And yet precisely because the world has changed so much, hinged on one discovery, what you want to know is: has he any regrets? Knowing how much can be attributed to his work, at 26 years old, 60 years ago, is there nothing he would change? "To me, the greatest disadvantage is what it has done in the 80s, 90s, perhaps not so much recently: modern, intelligent men won't take responsibility, wouldn't even use condoms. They shrugged and said: 'All women are now on the pill, I don't need to bother.' This has become another woman's burden."

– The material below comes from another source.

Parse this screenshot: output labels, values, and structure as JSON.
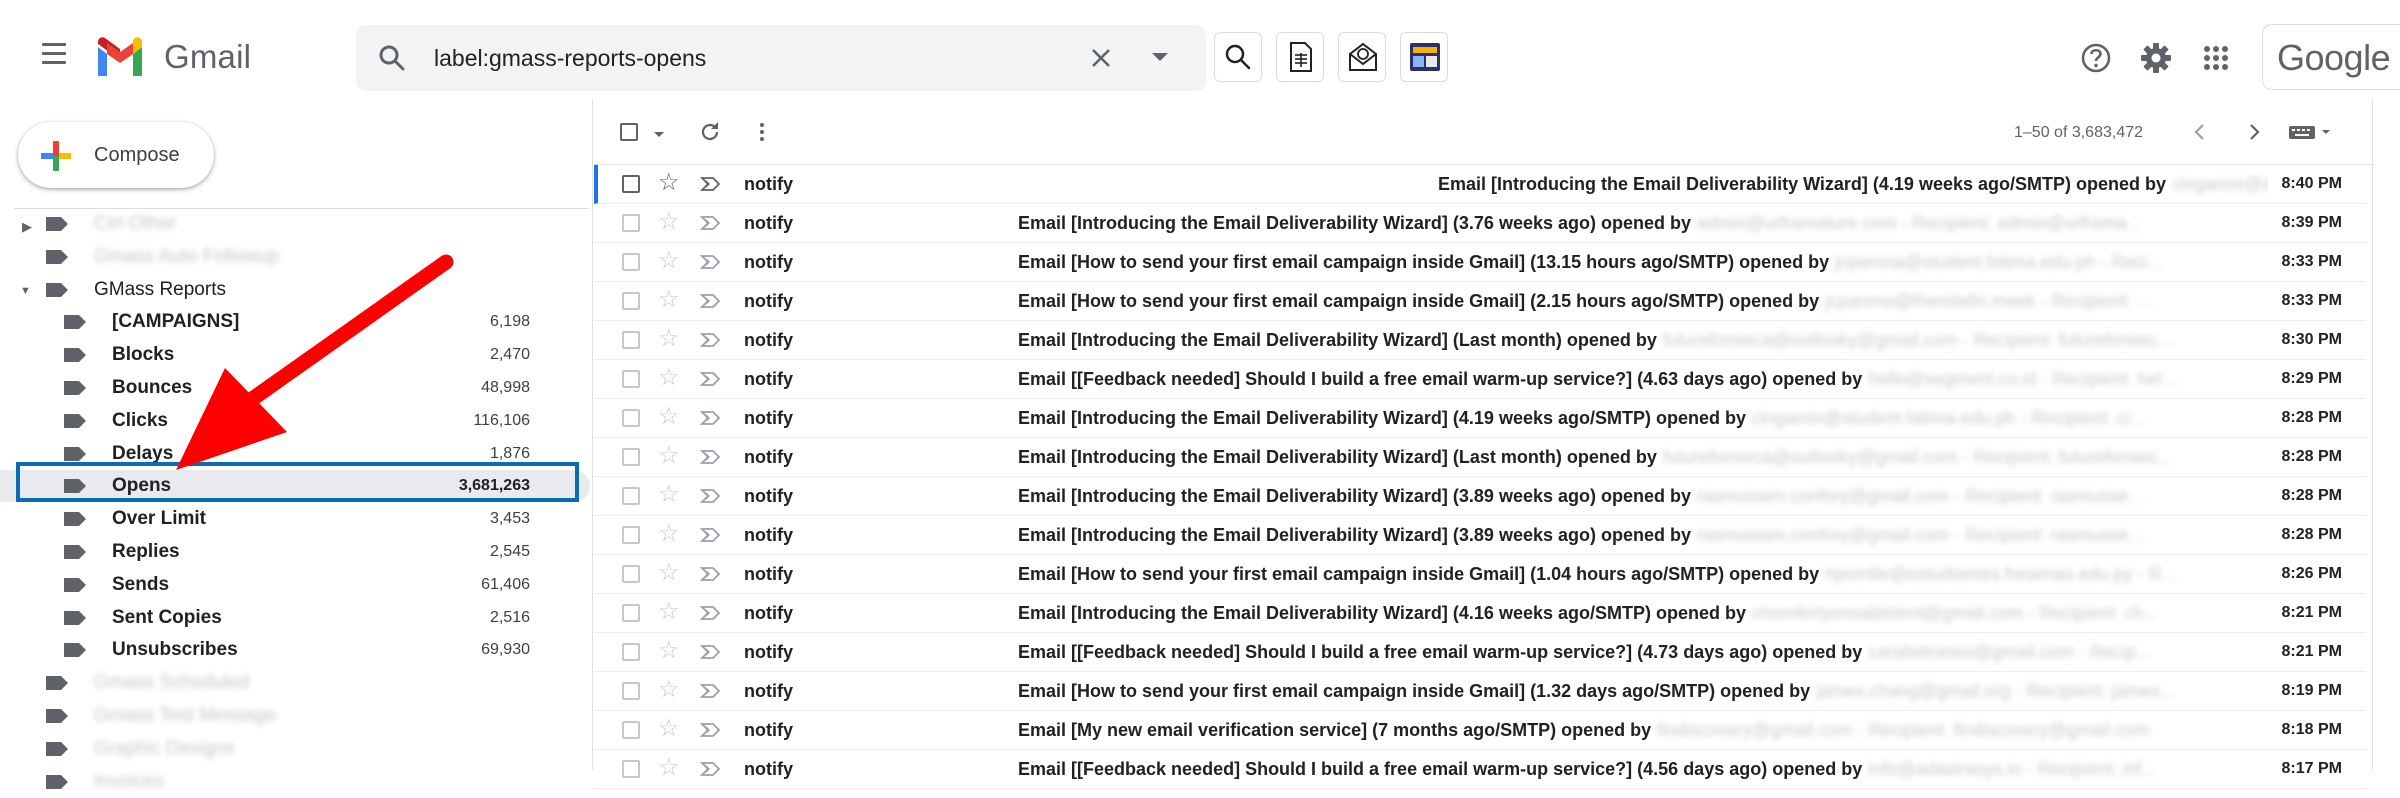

How burdensome is it, though? He wonders, would women believe a man, if he said he'd taken the pill? That's a moot point, since this hassle has now ossified into a fact of life. "Of the 20 largest pharmaceutical companies in the world, not one is working on male contraception. They wouldn't touch it with a 10ft pole. The first question a man would ask is: would it affect my potency? There have been clinical trials – it has no effect on potency. The second question is erection. The third one is prostate cancer. There would be questions we would not be able to answer. Medicine is mainly geared towards geriatric concerns, Alzheimer's, cancer, anti-inflammatories, and people there are not concerned about side effects. No cancer patient has ever sued for vomiting during chemotherapy or losing their hair. But if you lost your hair because of your oral contraceptive, male or female, I can assure you that there would be lawsuits."

This is where we are (literally, not culturally): Austria-born Djerassi has a flat in London. It's beautiful: the corridors and landings could hold a diplomatic reception. The flat itself is laden with art (he is the largest private collector of Paul Klee in the world – those are at his San Francisco estate). The bookshelves are full of Frankfurt School Marxists and science giants. He is a theoretically impossible person: entirely erudite, and nevertheless still concerned about whether or not people can have sex without negative consequence.

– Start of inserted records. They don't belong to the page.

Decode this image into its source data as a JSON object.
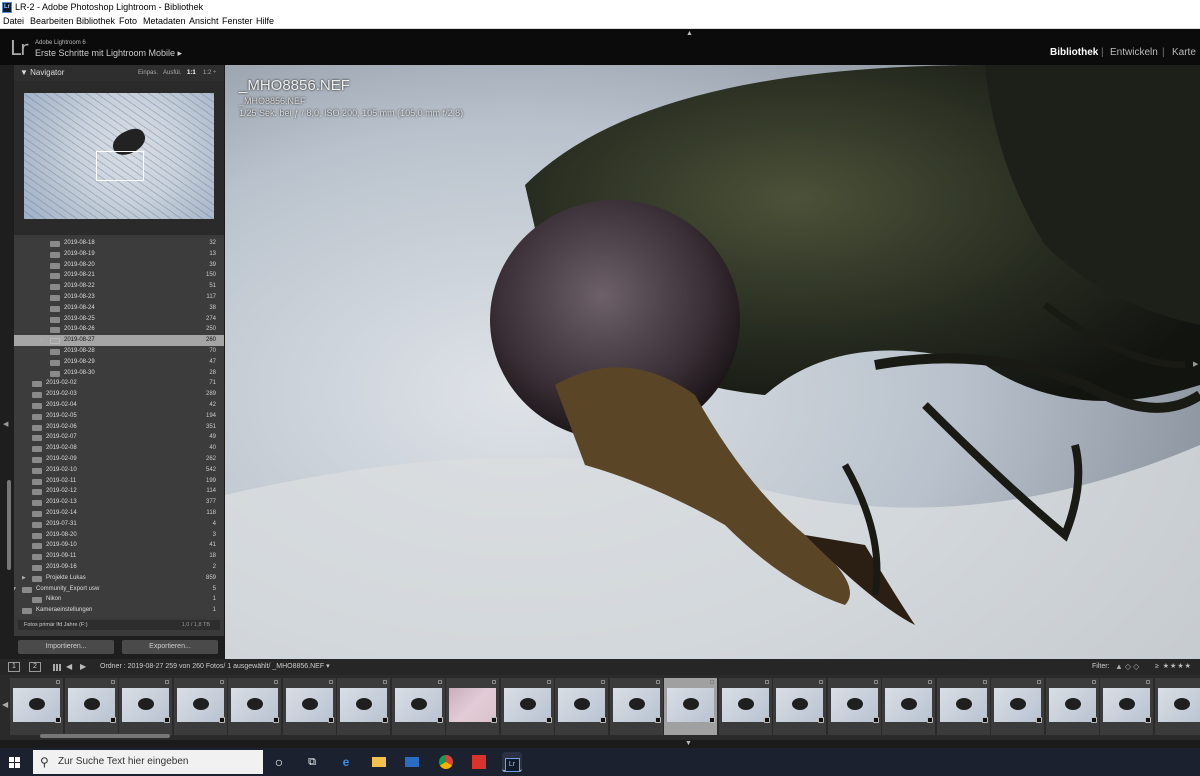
{
  "window": {
    "title": "LR-2 - Adobe Photoshop Lightroom - Bibliothek"
  },
  "menu": [
    "Datei",
    "Bearbeiten",
    "Bibliothek",
    "Foto",
    "Metadaten",
    "Ansicht",
    "Fenster",
    "Hilfe"
  ],
  "identity": {
    "logo": "Lr",
    "version": "Adobe Lightroom 6",
    "mobile": "Erste Schritte mit Lightroom Mobile ▸"
  },
  "modules": [
    "Bibliothek",
    "Entwickeln",
    "Karte"
  ],
  "navigator": {
    "title": "Navigator",
    "zoom": [
      "Einpas.",
      "Ausfül.",
      "1:1",
      "1:2 ÷"
    ]
  },
  "folders": [
    {
      "name": "2019-08-18",
      "count": "32",
      "level": 2
    },
    {
      "name": "2019-08-19",
      "count": "13",
      "level": 2
    },
    {
      "name": "2019-08-20",
      "count": "39",
      "level": 2
    },
    {
      "name": "2019-08-21",
      "count": "150",
      "level": 2
    },
    {
      "name": "2019-08-22",
      "count": "51",
      "level": 2
    },
    {
      "name": "2019-08-23",
      "count": "117",
      "level": 2
    },
    {
      "name": "2019-08-24",
      "count": "38",
      "level": 2
    },
    {
      "name": "2019-08-25",
      "count": "274",
      "level": 2
    },
    {
      "name": "2019-08-26",
      "count": "250",
      "level": 2
    },
    {
      "name": "2019-08-27",
      "count": "260",
      "level": 2,
      "selected": true
    },
    {
      "name": "2019-08-28",
      "count": "70",
      "level": 2
    },
    {
      "name": "2019-08-29",
      "count": "47",
      "level": 2
    },
    {
      "name": "2019-08-30",
      "count": "28",
      "level": 2
    },
    {
      "name": "2019-02-02",
      "count": "71",
      "level": 1
    },
    {
      "name": "2019-02-03",
      "count": "289",
      "level": 1
    },
    {
      "name": "2019-02-04",
      "count": "42",
      "level": 1
    },
    {
      "name": "2019-02-05",
      "count": "194",
      "level": 1
    },
    {
      "name": "2019-02-06",
      "count": "351",
      "level": 1
    },
    {
      "name": "2019-02-07",
      "count": "49",
      "level": 1
    },
    {
      "name": "2019-02-08",
      "count": "40",
      "level": 1
    },
    {
      "name": "2019-02-09",
      "count": "262",
      "level": 1
    },
    {
      "name": "2019-02-10",
      "count": "542",
      "level": 1
    },
    {
      "name": "2019-02-11",
      "count": "199",
      "level": 1
    },
    {
      "name": "2019-02-12",
      "count": "114",
      "level": 1
    },
    {
      "name": "2019-02-13",
      "count": "377",
      "level": 1
    },
    {
      "name": "2019-02-14",
      "count": "118",
      "level": 1
    },
    {
      "name": "2019-07-31",
      "count": "4",
      "level": 1
    },
    {
      "name": "2019-08-20",
      "count": "3",
      "level": 1
    },
    {
      "name": "2019-09-10",
      "count": "41",
      "level": 1
    },
    {
      "name": "2019-09-11",
      "count": "18",
      "level": 1
    },
    {
      "name": "2019-09-16",
      "count": "2",
      "level": 1
    },
    {
      "name": "Projekte Lukas",
      "count": "859",
      "level": 1,
      "expand": "▶"
    },
    {
      "name": "Community_Export usw",
      "count": "5",
      "level": 0,
      "expand": "▼"
    },
    {
      "name": "Nikon",
      "count": "1",
      "level": 1
    },
    {
      "name": "Kameraeinstellungen",
      "count": "1",
      "level": 0
    }
  ],
  "volume": {
    "name": "Fotos primär lfd Jahre (F:)",
    "size": "1,0 / 1,8 TB"
  },
  "buttons": {
    "import": "Importieren...",
    "export": "Exportieren..."
  },
  "photo_info": {
    "filename": "_MHO8856.NEF",
    "subname": "_MHO8856.NEF",
    "exif": "1/25 Sek. bei ƒ / 8,0, ISO 200, 105 mm (105,0 mm f/2.8)"
  },
  "filmbar": {
    "mon1": "1",
    "mon2": "2",
    "path": "Ordner : 2019-08-27    259 von 260 Fotos/ 1 ausgewählt/ _MHO8856.NEF ▾",
    "filter_label": "Filter:",
    "stars": "≥ ★★★★"
  },
  "filmstrip": {
    "count": 22,
    "selected_index": 12,
    "blurred_index": 8
  },
  "taskbar": {
    "search_placeholder": "Zur Suche Text hier eingeben",
    "pinned": [
      "cortana-icon",
      "task-view-icon",
      "edge-icon",
      "explorer-icon",
      "mail-icon",
      "chrome-icon",
      "acrobat-icon",
      "lightroom-icon"
    ]
  }
}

"How many acts of sexual intercourse would you guess occur every 24 hours?" he asks. "I often do this with my students, and they say a billion. I say: 'No, no, no, you're dreaming. There are six billion people. Well, you need two for sexual intercourse, so there are only three billion. And some of them are five years old, so they're out.' So then they say a million. Well, now you're underestimating, because you're sitting here and you're not having sex. It's actually 100m, every 24 hours. And they produce about a million conceptions, about half of which are unexpected. Of the 500,000, half of them are unwanted. As a result, every 24 hours, 150,000 abortions occur; of these, over 50,000 are illegal." He doesn't labour the point; rather, leaves a moment for it to sink in, how much squalor and danger still surrounds unwanted pregnancy, even so long after its means of prevention should be universal.

Naturally, though, there are countries such as the UK and the US that have moved on, where the pressing issue is conception. He is droll on the subject of egg freezing and casts himself as a 20-year-old woman: "So, I am a young woman, I collect my eggs – I haven't the foggiest idea yet whether I want children, I have not yet met the man with whom I would like to have children, I do not know yet whether I want to be a single mother, I have not made up my mind yet but I have it in the bank. Men could do this, but men don't do this unless they have testicular cancer, because we produce sperm all the time."

Ultimately, while he admits to some slight reservation about sex selection, he is clear, in his creative writing (taken up over the past 20 years), in his lectures, in everything he does: sex and reproduction have been severed. This is the future – you freeze your material, then get yourself sterilised. It looks a little bald written down. But when you think about it, you want to stand up and cheer.

Zoe Williams,The Guardian,UK